[[ DATA UNDER STUDY, beginning ]]

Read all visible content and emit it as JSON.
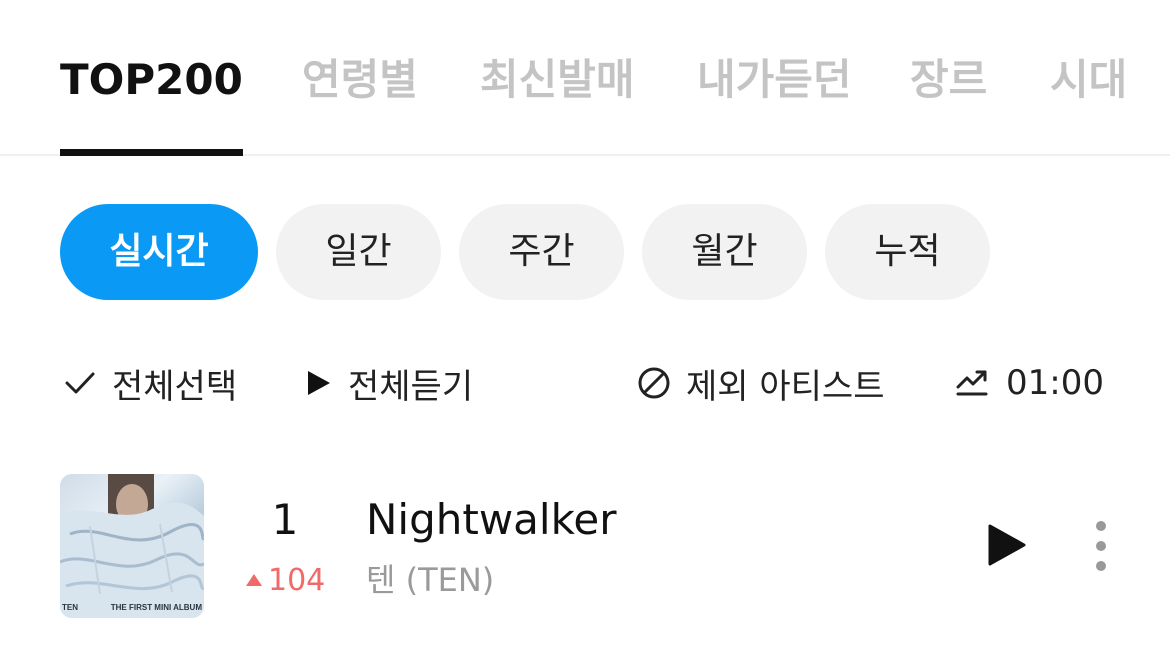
{
  "top_tabs": [
    "TOP200",
    "연령별",
    "최신발매",
    "내가듣던",
    "장르",
    "시대"
  ],
  "period_tabs": [
    "실시간",
    "일간",
    "주간",
    "월간",
    "누적"
  ],
  "toolbar": {
    "select_all": "전체선택",
    "play_all": "전체듣기",
    "exclude_artist": "제외 아티스트",
    "time": "01:00"
  },
  "song": {
    "rank": "1",
    "rank_change": "104",
    "title": "Nightwalker",
    "artist": "텐 (TEN)",
    "cover_text_left": "TEN",
    "cover_text_right": "THE FIRST MINI ALBUM"
  },
  "colors": {
    "accent": "#0a9af5",
    "rank_up": "#f06a6a"
  }
}
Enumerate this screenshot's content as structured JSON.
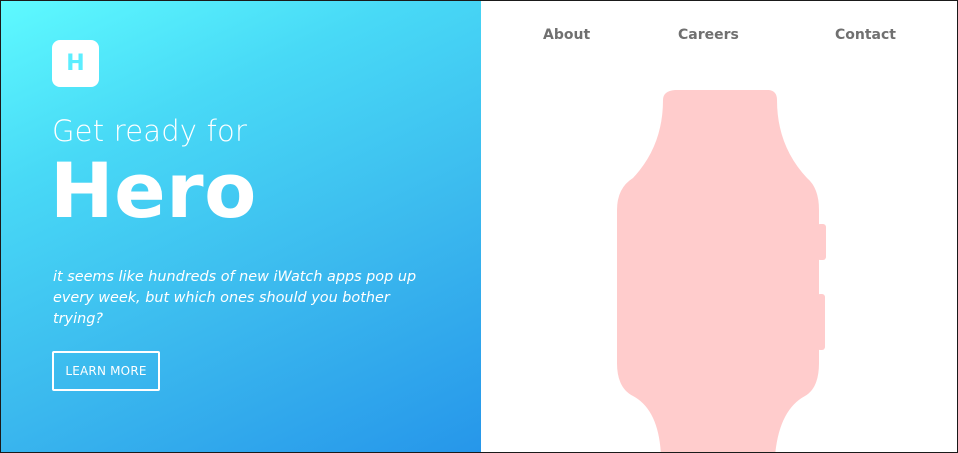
{
  "brand": {
    "logo_letter": "H"
  },
  "nav": {
    "items": [
      {
        "label": "About"
      },
      {
        "label": "Careers"
      },
      {
        "label": "Contact"
      }
    ]
  },
  "hero": {
    "tagline": "Get ready for",
    "title": "Hero",
    "description": "it seems like hundreds of new iWatch apps pop up every week, but which ones should you bother trying?",
    "cta_label": "LEARN MORE"
  },
  "colors": {
    "gradient_start": "#5efaff",
    "gradient_end": "#2696ea",
    "watch_color": "#ffcccc",
    "nav_text": "#707070"
  },
  "icons": {
    "logo": "letter-h-badge",
    "watch": "smartwatch-illustration"
  }
}
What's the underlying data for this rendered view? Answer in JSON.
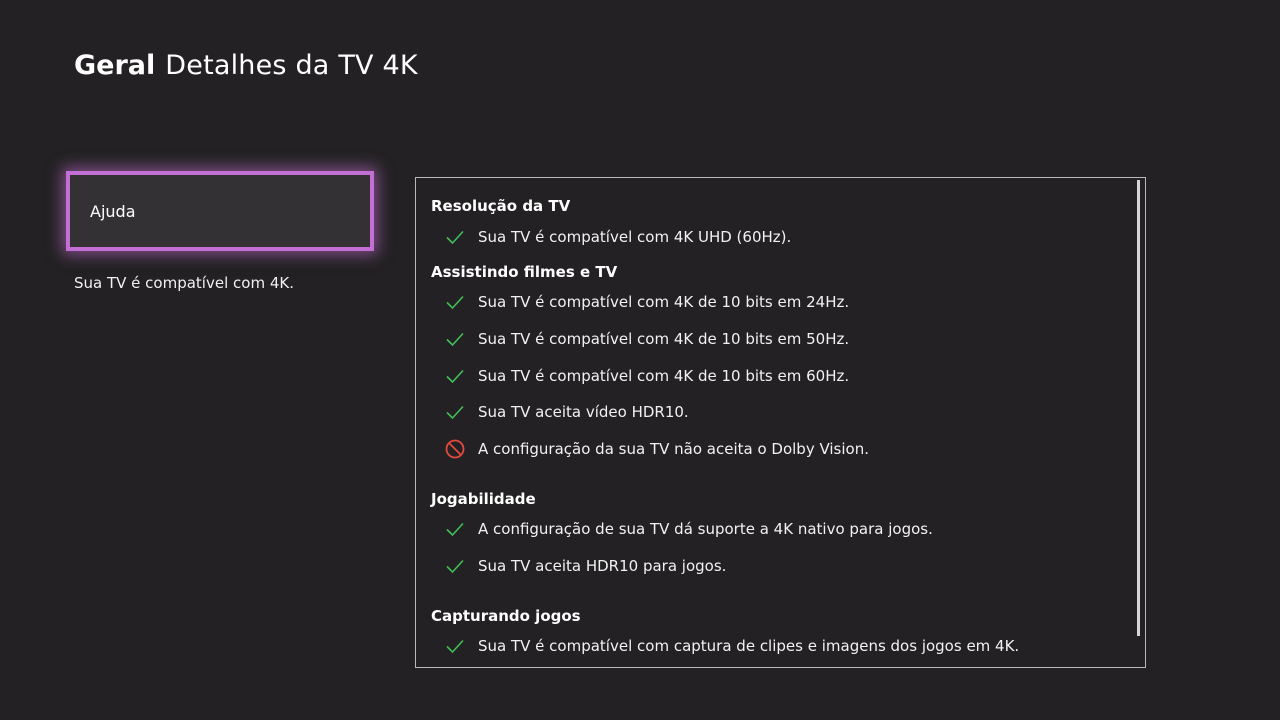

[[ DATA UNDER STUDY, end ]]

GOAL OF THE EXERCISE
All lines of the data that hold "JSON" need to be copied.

ANSWER BELOW
Read all visible content and emit it as JSON.
Enumerate this screenshot's content as structured JSON.
What's the underlying data for this rendered view? Answer in JSON.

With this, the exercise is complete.